One of the reasons this sort of thing tends to touch a nerve, I would imagine, is that people who self-identify as analytic philosophers have a very bad habit of flattering themselves in the mirror: they are clear, they are rational, they are substantive, etc., etc. It is not exclusive to them, of course; but it does tend to increase the exasperation of others. I am sympathetic to this; I get exasperated by it myself. I also am inclined to think that it is all a sign, one of many, that "analytic philosophy" as a philosophical tradition is in the process of dissolving. None of the former views of analysis that allowed some sort of agreement in philosophical approach have panned out; none of the compromises for weak alliances between such views that have been attempted have particularly satisfied anybody; nothing now unites 'analytic philosophers' in a philosophical 'project' except some commonalities in how they were educated and a slowly shifting collection of texts that act more-or-less as common sources of vocabulary and rhetorical formats.
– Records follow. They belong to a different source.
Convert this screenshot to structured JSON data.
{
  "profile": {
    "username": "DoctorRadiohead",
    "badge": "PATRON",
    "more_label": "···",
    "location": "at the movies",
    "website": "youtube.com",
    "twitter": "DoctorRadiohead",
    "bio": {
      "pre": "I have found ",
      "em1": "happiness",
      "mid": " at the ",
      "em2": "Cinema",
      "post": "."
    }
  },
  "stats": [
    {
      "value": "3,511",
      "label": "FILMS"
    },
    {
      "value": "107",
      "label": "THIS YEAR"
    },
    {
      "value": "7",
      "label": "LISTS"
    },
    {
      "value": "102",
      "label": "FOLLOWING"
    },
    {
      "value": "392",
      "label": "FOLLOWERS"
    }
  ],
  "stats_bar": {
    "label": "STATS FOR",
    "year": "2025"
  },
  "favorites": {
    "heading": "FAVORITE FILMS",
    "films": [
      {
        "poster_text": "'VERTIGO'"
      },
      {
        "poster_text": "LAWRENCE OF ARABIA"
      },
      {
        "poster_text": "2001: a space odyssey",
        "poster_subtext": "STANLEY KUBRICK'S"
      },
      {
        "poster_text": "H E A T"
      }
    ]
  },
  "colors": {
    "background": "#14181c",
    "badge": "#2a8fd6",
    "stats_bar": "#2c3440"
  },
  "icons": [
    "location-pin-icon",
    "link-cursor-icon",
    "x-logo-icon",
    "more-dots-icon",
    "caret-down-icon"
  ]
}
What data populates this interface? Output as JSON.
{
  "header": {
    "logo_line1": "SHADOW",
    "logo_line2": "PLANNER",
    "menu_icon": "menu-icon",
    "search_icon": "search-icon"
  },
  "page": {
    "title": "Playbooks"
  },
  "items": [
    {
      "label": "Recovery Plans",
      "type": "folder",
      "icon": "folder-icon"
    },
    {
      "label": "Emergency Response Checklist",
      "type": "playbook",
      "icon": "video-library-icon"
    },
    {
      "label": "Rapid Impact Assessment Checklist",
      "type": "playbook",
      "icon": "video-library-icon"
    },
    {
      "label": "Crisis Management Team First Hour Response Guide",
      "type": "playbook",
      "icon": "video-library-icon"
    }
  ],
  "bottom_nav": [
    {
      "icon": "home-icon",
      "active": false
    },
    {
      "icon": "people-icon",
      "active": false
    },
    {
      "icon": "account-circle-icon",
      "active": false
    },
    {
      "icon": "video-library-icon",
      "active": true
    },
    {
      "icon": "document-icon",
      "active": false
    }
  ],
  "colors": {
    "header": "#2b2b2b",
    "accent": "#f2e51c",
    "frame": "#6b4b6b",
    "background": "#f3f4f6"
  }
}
It has always been an analytic conceit that good philosophy has always been analytic; but when, for instance, A. J. Ayer said it, he meant something that could be pinned down precisely, subjected to rigorous examination, and seriously evaluated. Now you find defenses of the idea becoming more and more amorphous and subjective in nature. Such syncretistic moves usually are suggestive either of pressures to form alliances and increase general appeal (a sign of increasing weakness and incohesion), or an increasing disinterest in the original core projects that ground the family resemblances of participants (people try to get more and more of their pet interests characterized as legitimate or 'philosophically interesting' or 'substantive' by loosening the requirements and extending terms until there ceases to be a real unity under the verbal one), or both. My own guess is the second of these. We have, in the past forty years, seen an immense expansion in the topics considered by people considering themselves analytic philosophers; throughout a great deal of this time there has been a great pressure on people trying to publish on more marginal topics or figures to argue that their subject of discussion is 'philosophically relevant' or has some special link to some hot topic of the day. When a fad becomes hot, everyone tries to cash in on the craze, whatever their favored topic or approach; it's a matter of academic survival. And thus we have concept inflation: the unifying key words (analysis, simplicity, clarity, etc.) have to expand to cover so many different things that they no longer have clear meaning. From here there are really only two likely paths: either the whole thing will simply collapse, everyone leaping from the sinking ship in disgust, or there will be a reformation, a new rallying, or a series of rallyings, under a banner or two or three. It's possible that some thriving segment of the 'analytic' world today is already the beginnings of the formation of such a rallying point. There are other possibilities, of course.
I think, incidentally, that much the same thing is happening to 'continental philosophy'; but I lack sufficient acquaintance to determine whether it is more or less advanced in its decay than 'analytic philosophy'. And, of course, it's possible that my acquaintance is misleading in either case. But I don't think so.